How to Manage Food Sensitivities while Traveling
As excited as you might be to finally travel again, it’s also essential to keep your health in check. For those with food sensitivities, travel can exacerbate symptoms, adding unnecessary stress and discomfort to your long-awaited trips.
According to Dr. Chris Meletis, N.D., a lot depends on the way you travel. In a place where there are a lot of foreign ingredients and foods your body isn’t used to, he says, it’s important to keep it as simple as possible.
“If you’ve been stringent on your diet, go for whole foods and avoid processed foods so that you know what you’re eating,” he says.
While eating fresh, raw ingredients is extremely helpful, it’s not always possible to avoid allergens completely. Below are a few pieces of advice to keep inflammation at bay and play a more active role in your health as you travel:
Eat lots of antioxidants.
Since travel can be stressful, Meletis says consuming antioxidant-rich ingredients supports your immune system while also reducing oxidative stress. Blueberries, strawberries, pecans and spinach are a few simple, antioxidant-rich foods that you can find in most places. Consider packing some trail mix full of goji berries, dark chocolate and various nuts if you know you’re going to be on-the-go.
Long flights, coffee and alcohol all play a role in dehydrating your body, Meletis says, which ultimately influence your food sensitivity symptoms. Whether you’re traveling internationally or simply drinking more than usual, make sure to have a water bottle (or water filter and purifier) with you wherever you go.
“Hydration dilutes toxins and inflammatory markers,” he says. “It’s important for those with sensitivities to stay hydrated so that your body has less histamines to deal with.”
Space out your “cheat” days.
Let’s be honest – you're not going to maintain a “perfect” diet while traveling. Whether it’s an accident or intentional, at some point you’ll likely end up eating a food you’re sensitive to. What’s most important is to try to space out those meals as much as possible, Meletis says.
“Don’t stack your mistakes or they’ll catch up to you,” he says. By provoking an already irritated gut, he says, you’re ultimately doing more harm than good.
Pack snacks that your body is adjusted to.
No matter what precautions you take, Meletis says, you’re naturally going to be exposed to foreign microbiomes when you travel, whether it be through food, water or airborne pollutants.
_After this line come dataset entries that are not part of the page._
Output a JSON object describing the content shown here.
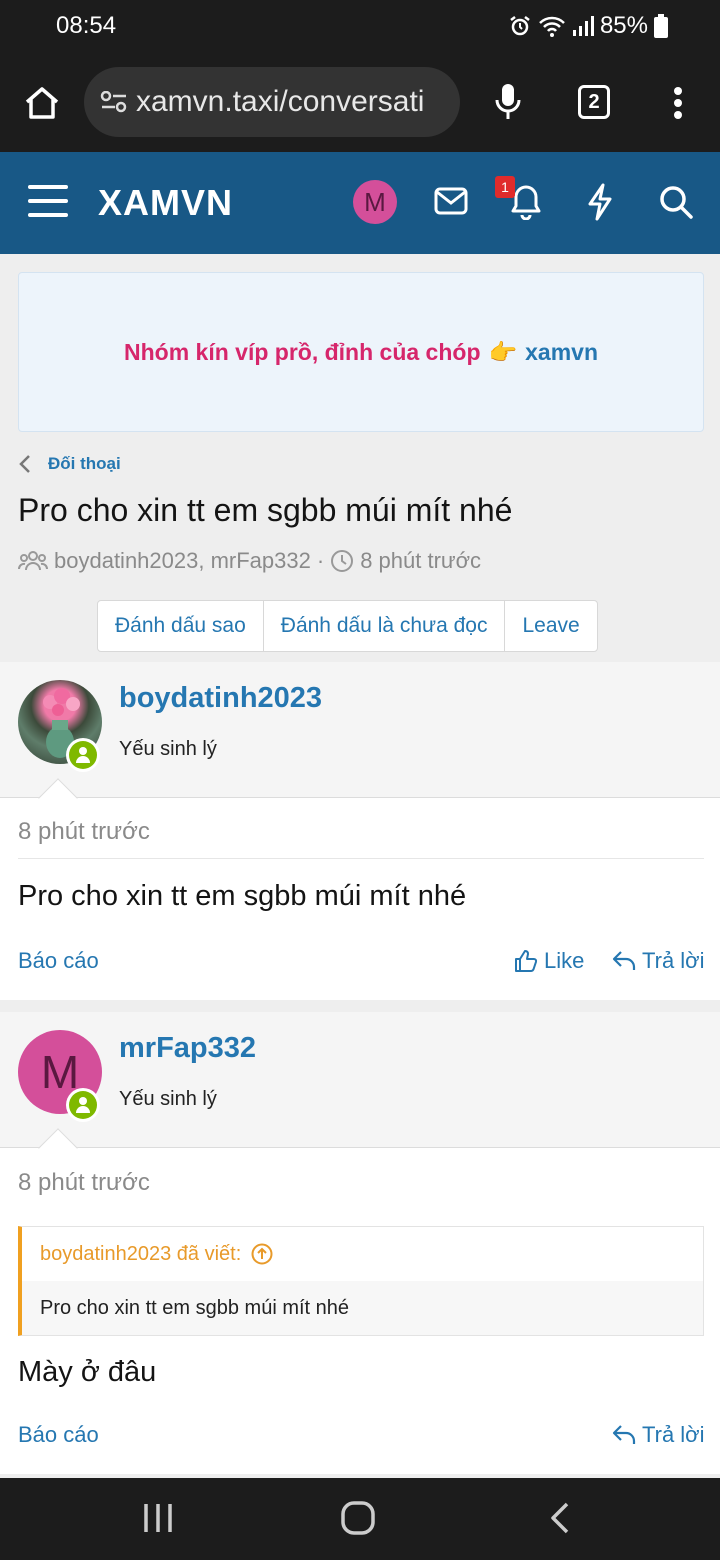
{
  "status_bar": {
    "time": "08:54",
    "battery": "85%"
  },
  "browser": {
    "url": "xamvn.taxi/conversati",
    "tab_count": "2"
  },
  "header": {
    "logo": "XAMVN",
    "avatar_letter": "M",
    "notification_count": "1"
  },
  "banner": {
    "text_pink": "Nhóm kín víp prồ, đỉnh của chóp",
    "emoji": "👉",
    "text_blue": "xamvn"
  },
  "breadcrumb": {
    "label": "Đối thoại"
  },
  "conversation": {
    "title": "Pro cho xin tt em sgbb múi mít nhé",
    "participants": "boydatinh2023, mrFap332",
    "separator": "·",
    "time": "8 phút trước"
  },
  "buttons": {
    "star": "Đánh dấu sao",
    "mark_unread": "Đánh dấu là chưa đọc",
    "leave": "Leave"
  },
  "messages": [
    {
      "username": "boydatinh2023",
      "user_title": "Yếu sinh lý",
      "time": "8 phút trước",
      "body": "Pro cho xin tt em sgbb múi mít nhé",
      "report": "Báo cáo",
      "like": "Like",
      "reply": "Trả lời"
    },
    {
      "username": "mrFap332",
      "avatar_letter": "M",
      "user_title": "Yếu sinh lý",
      "time": "8 phút trước",
      "quote_author": "boydatinh2023 đã viết:",
      "quote_body": "Pro cho xin tt em sgbb múi mít nhé",
      "body": "Mày ở đâu",
      "report": "Báo cáo",
      "reply": "Trả lời"
    }
  ],
  "colors": {
    "header_bg": "#185886",
    "link": "#2577b1",
    "accent_pink": "#d6266b",
    "online": "#7fb900",
    "quote_border": "#f0a020"
  }
}
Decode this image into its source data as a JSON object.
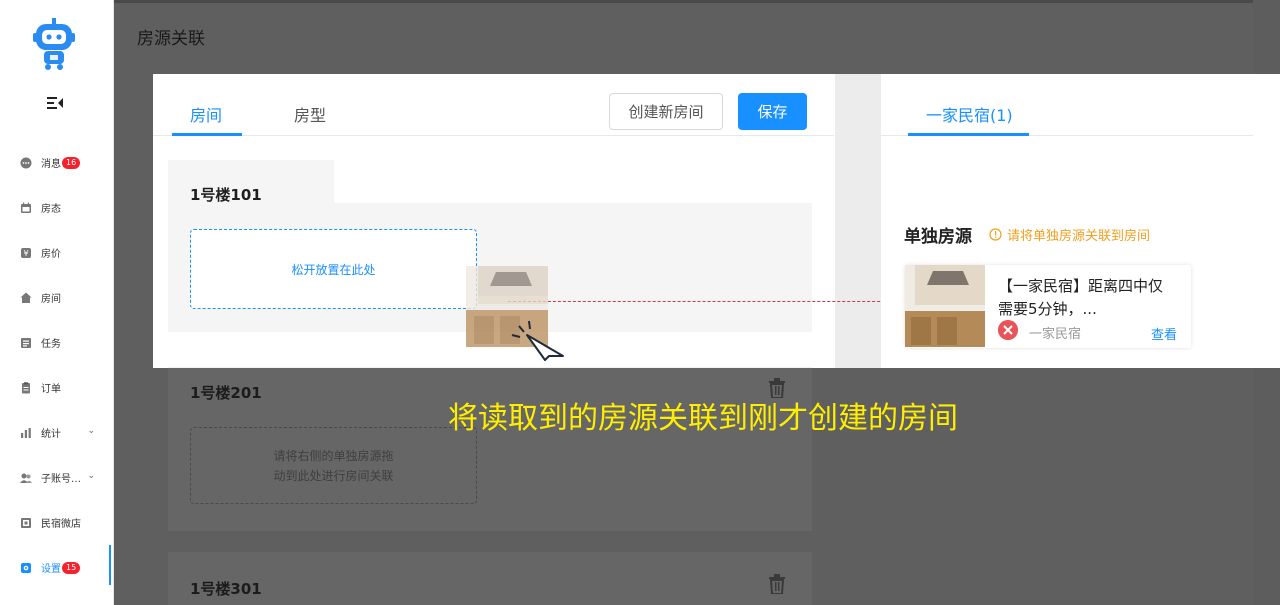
{
  "sidebar": {
    "items": [
      {
        "label": "消息",
        "badge": "16",
        "icon": "message-icon"
      },
      {
        "label": "房态",
        "icon": "calendar-icon"
      },
      {
        "label": "房价",
        "icon": "price-tag-icon"
      },
      {
        "label": "房间",
        "icon": "house-icon"
      },
      {
        "label": "任务",
        "icon": "task-icon"
      },
      {
        "label": "订单",
        "icon": "order-icon"
      },
      {
        "label": "统计",
        "icon": "bar-chart-icon",
        "expandable": true
      },
      {
        "label": "子账号…",
        "icon": "users-icon",
        "expandable": true
      },
      {
        "label": "民宿微店",
        "icon": "shop-icon"
      },
      {
        "label": "设置",
        "badge": "15",
        "icon": "settings-icon",
        "active": true
      }
    ]
  },
  "page": {
    "title": "房源关联"
  },
  "left_panel": {
    "tabs": [
      "房间",
      "房型"
    ],
    "active_tab": "房间",
    "create_button": "创建新房间",
    "save_button": "保存",
    "rooms": [
      {
        "name": "1号楼101",
        "drop_text": "松开放置在此处"
      },
      {
        "name": "1号楼201",
        "drop_text_line1": "请将右侧的单独房源拖",
        "drop_text_line2": "动到此处进行房间关联"
      },
      {
        "name": "1号楼301"
      }
    ]
  },
  "right_panel": {
    "tab": "一家民宿(1)",
    "section_title": "单独房源",
    "hint": "请将单独房源关联到房间",
    "listing": {
      "title_line1": "【一家民宿】距离四中仅",
      "title_line2": "需要5分钟，...",
      "shop": "一家民宿",
      "view": "查看"
    }
  },
  "caption": "将读取到的房源关联到刚才创建的房间",
  "colors": {
    "accent": "#1890ff",
    "badge": "#f5222d",
    "hint": "#f0a020",
    "caption": "#ffee00",
    "overlay": "#5f5f5f"
  }
}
By packing familiar snacks, such as dried fruit or protein bars, you’re minimizing some of the “shock” that your body is likely to experience when visiting a new place.
Take vitamins and probiotics.
Your bowels naturally slow down when you travel, Meletis says, so consuming fiber, magnesium and other essential vitamins help keep your digestive system on its usual course.
“Vitamin C is crucial to keep your bowels moving while also supporting your immune system,” he says. “It’s also worth taking some probiotics or activated charcoal early on to reinforce your digestive tract.”
In summary, travel can really mess with our bodies...but nine times out of ten, it’s worth it for the experience. Make sure to chat with your doctor about any diet-specific precautions you should take and keep an eye on the CDC’s COVID-19 updates for traveling internationally.